Aim of the task: Here are some records; copy every line that holds the word "Merry".

+===+

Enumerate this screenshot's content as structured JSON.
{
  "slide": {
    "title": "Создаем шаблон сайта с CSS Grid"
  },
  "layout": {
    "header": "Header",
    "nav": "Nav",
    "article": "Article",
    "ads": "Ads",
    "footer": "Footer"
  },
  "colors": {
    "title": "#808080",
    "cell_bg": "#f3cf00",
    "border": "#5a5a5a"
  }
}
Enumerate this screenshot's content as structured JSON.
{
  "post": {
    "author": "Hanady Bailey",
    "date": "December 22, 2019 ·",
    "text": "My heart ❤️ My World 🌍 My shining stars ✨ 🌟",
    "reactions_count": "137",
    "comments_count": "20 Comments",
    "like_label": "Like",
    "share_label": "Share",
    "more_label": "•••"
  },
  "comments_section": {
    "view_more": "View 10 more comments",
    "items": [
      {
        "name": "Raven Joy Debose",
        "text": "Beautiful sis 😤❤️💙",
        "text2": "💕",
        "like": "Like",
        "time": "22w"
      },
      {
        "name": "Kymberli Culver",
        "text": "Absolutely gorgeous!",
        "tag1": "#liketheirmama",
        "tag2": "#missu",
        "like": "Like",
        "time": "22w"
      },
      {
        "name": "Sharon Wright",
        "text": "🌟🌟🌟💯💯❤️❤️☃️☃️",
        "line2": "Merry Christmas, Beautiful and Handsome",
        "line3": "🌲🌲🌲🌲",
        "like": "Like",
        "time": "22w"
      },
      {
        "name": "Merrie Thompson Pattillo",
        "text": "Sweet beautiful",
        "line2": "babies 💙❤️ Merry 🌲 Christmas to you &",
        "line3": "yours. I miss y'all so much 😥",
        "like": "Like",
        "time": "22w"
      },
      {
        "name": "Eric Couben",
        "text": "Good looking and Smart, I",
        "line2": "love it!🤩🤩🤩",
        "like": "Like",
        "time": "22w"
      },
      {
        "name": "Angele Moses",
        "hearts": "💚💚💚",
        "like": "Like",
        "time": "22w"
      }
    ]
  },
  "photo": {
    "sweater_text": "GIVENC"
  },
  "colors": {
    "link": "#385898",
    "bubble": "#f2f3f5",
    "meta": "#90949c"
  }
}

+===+

Response:
        "line2": "Merry Christmas, Beautiful and Handsome",
        "line2": "babies 💙❤️ Merry 🌲 Christmas to you &",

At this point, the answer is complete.